Standing on a breezy hilltop, Alkim points to the commanding Jewish settlement of Ariel where suburban homes sprung up next to Salfit 25 years ago. Ariel is expanding, Salfit's acreage is shrinking. There is no relationship between the two communities — just animosity. 

Land is at the center of this century-old dispute. 

The West Bank was supposed to be the heart of a separate state for Palestinians under the 1947 U.N. partition plan that envisioned a Jewish and Arab state living side-by-side in what had been British-ruled Palestine. Instead, war broke out and the territory was annexed by Jordan. 

In 1967, Israel captured the West Bank and began building Jewish settlements there. Today, some 200,000 settlers live in communities built on territory claimed by Palestinians. 

Alkim, 66, wants his property back — he wants to leave it to his 12 children. But he doesn't think Palestinian leader Yasser Arafat will be able to get it for him. 

"The only way is by force," he said. 

Salfit may look empty and worthless, but under the rocky, untamed surroundings lies a treasure in this thirsty land — water. Salfit, which means "Basket of Grapes," is situated near several aquifers that, according to Palestinian lore, have been a source of contention since 800 A.D. 

Manal Hazan, of the Association of Civil Rights in Israel, is trying to help Salfit reclaim its land. So far, the army has responded favorably to a written appeal to freeze construction of a road on the seized land. 

"To a certain degree this was a success, but I don't think the farmers will get their land back. It's true the orders have expiration dates but they are always renewed," she said. 

In a separate case, the Israeli lawyer is suing the military commander of the West Bank over a land seizure near the city of Hebron. The case is before the Supreme Court. 

Saeb Erekat, the Palestinian official in charge of local governments, said more than a dozen mayors and village elders have received land seizure notices from the army in recent months. 

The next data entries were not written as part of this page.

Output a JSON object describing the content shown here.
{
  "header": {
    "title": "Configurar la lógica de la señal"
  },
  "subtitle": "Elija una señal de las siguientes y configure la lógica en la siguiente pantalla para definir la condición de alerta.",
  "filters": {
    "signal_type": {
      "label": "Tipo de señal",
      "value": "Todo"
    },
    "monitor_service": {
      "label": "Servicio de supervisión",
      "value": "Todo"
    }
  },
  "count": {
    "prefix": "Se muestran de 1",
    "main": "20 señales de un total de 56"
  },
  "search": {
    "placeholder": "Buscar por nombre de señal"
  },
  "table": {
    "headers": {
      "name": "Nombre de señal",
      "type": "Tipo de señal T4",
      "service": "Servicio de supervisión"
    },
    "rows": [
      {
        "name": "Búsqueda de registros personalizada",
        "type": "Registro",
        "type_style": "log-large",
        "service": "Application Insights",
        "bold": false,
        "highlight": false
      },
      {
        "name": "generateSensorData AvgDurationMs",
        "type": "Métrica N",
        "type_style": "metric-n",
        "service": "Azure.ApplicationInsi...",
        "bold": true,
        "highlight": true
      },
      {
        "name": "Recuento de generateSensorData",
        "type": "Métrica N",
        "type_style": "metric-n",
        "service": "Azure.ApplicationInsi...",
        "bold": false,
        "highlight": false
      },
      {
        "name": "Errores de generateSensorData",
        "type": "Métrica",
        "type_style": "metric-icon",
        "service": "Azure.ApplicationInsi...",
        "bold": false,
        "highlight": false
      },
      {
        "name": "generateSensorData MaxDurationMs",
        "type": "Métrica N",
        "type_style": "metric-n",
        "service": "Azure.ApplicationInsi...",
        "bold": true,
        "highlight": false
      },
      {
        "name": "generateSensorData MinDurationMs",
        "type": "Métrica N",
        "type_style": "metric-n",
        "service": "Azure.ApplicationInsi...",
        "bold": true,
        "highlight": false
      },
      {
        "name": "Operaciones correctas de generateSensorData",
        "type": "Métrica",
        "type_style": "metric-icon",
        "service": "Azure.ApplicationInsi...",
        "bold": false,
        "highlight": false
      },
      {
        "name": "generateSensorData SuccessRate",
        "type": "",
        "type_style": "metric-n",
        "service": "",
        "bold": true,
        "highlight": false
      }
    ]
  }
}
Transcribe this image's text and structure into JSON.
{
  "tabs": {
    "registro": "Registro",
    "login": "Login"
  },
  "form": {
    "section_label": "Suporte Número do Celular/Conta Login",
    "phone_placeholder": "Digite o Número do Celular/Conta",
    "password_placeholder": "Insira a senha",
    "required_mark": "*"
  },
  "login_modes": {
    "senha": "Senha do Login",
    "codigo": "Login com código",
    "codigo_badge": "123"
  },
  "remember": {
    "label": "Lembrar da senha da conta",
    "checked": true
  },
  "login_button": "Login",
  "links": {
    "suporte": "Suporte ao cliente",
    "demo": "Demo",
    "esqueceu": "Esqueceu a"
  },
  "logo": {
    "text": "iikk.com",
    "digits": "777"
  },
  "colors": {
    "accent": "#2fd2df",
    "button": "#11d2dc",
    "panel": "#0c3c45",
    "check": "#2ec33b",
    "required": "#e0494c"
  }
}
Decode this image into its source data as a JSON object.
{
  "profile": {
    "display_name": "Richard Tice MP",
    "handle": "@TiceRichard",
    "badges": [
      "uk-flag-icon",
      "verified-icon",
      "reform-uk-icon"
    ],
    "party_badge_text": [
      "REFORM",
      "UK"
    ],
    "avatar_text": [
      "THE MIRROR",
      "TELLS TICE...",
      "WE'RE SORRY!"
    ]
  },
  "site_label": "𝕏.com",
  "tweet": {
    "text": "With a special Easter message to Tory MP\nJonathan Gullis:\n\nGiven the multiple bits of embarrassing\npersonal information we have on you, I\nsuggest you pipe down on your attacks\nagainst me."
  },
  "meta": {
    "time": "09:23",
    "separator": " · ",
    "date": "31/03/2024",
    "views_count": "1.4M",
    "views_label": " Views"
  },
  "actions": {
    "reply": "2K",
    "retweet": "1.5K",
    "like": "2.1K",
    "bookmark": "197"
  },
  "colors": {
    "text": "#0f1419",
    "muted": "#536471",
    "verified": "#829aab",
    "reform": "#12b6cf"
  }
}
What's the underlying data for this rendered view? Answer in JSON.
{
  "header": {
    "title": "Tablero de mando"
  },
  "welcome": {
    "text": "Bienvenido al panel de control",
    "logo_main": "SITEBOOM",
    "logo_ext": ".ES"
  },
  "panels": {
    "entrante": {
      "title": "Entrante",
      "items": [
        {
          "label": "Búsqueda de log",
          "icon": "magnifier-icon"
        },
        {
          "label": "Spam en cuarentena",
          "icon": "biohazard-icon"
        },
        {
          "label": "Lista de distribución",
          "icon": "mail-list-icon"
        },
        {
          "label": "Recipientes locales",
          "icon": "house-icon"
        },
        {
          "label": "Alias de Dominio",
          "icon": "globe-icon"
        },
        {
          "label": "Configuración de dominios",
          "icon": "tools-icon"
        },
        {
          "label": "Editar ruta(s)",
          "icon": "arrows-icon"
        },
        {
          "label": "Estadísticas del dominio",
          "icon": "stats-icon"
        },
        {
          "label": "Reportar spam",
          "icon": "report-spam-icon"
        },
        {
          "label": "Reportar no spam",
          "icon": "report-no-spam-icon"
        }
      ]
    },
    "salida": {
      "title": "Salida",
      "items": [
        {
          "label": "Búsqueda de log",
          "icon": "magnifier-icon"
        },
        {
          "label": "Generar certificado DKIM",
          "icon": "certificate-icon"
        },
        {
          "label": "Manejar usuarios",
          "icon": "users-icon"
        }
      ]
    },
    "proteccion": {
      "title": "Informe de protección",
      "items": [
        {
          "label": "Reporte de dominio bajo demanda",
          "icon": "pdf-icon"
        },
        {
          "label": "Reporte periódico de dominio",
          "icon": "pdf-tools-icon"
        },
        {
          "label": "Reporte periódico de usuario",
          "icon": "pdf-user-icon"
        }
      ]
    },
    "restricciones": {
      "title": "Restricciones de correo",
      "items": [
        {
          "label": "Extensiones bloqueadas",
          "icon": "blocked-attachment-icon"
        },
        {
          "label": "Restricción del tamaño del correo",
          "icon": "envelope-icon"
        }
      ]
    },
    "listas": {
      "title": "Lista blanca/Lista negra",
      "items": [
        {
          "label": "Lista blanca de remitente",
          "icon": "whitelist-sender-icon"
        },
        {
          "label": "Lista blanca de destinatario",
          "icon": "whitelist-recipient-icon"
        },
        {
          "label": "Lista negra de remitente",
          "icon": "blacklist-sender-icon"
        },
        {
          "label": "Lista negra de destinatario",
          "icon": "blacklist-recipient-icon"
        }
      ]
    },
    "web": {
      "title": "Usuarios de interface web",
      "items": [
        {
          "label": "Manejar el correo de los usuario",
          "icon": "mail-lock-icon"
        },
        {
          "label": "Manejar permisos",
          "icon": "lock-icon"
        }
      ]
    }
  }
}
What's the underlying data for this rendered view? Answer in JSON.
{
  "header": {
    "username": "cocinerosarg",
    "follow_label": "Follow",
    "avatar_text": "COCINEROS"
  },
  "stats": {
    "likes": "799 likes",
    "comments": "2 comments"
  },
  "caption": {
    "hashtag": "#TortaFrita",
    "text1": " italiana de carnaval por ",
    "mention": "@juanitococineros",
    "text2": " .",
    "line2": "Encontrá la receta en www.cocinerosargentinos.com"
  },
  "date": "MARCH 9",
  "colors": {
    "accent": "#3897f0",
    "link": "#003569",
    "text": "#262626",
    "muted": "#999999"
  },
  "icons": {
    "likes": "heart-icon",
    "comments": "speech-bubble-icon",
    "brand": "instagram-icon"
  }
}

The AP obtained several letters, some dated as recently as April, and signed by Israel's military commander in the West Bank. 

In some cases the one-page letters, written in Hebrew — which most Arabs cannot read — were posted at village entrances. They begin: "By the authority vested in me as the Israeli army commander of Judea and Samaria, and as I believe it is a military necessity given the special security circumstances now prevailing in the area, I hereby order the following: ... ." 

The letters include the number of plots and the period — ranging from one to four years — they will remain seized. 

Some of the notices dealt with the area south of Tulkarem, to be used for the new buffer zone. 

In one letter, dated April 24, the army said it was taking a swath of land around Faron, Taibeh, al Ras and Kafr Sur — four West Bank villages close to Israel — that amounted to 4.74 miles by 56-66 feet. In a second letter, dated the same day, the army said it would be taking another tract of 1.35 miles by 56 feet from Faron. 

"We have stacks of these letters," Erekat said. "They're taking land around Jenin, Salfit, Ramallah, Bethlehem, Hebron and the Jordan Valley." He accused Israel of "racing to implement unilateral policies." 

Researchers say the current seizures are reminiscent of the method Israel used to get land for settlements until the Supreme Court ordered it to halt the practice in 1979. 

"After '79, Israel continued from time to time to take land for military purposes in order to build bypass roads, army bases or checkpoints, but not for settlements," said Yehezkel Lein, a researcher with the Israeli human rights group B'Tselem which documents land confiscations. 

Recently, Lein said, the army has built checkpoints, security roads and bases on some of the seized land. 

Since the latest Palestinian uprising began, he said, the army has had to build checkpoints to enforce their closure of towns and villages, and the settlers "need bypass roads for their bypass roads." 

Landowners can challenge an order in a military court and the letters also say property holders "are eligible to request information on compensation and user fees." 

But practically no one does. 

"It's not a question of money for us," says Salfit's mayor, Shaher Eshteih. "This has been our land for generations."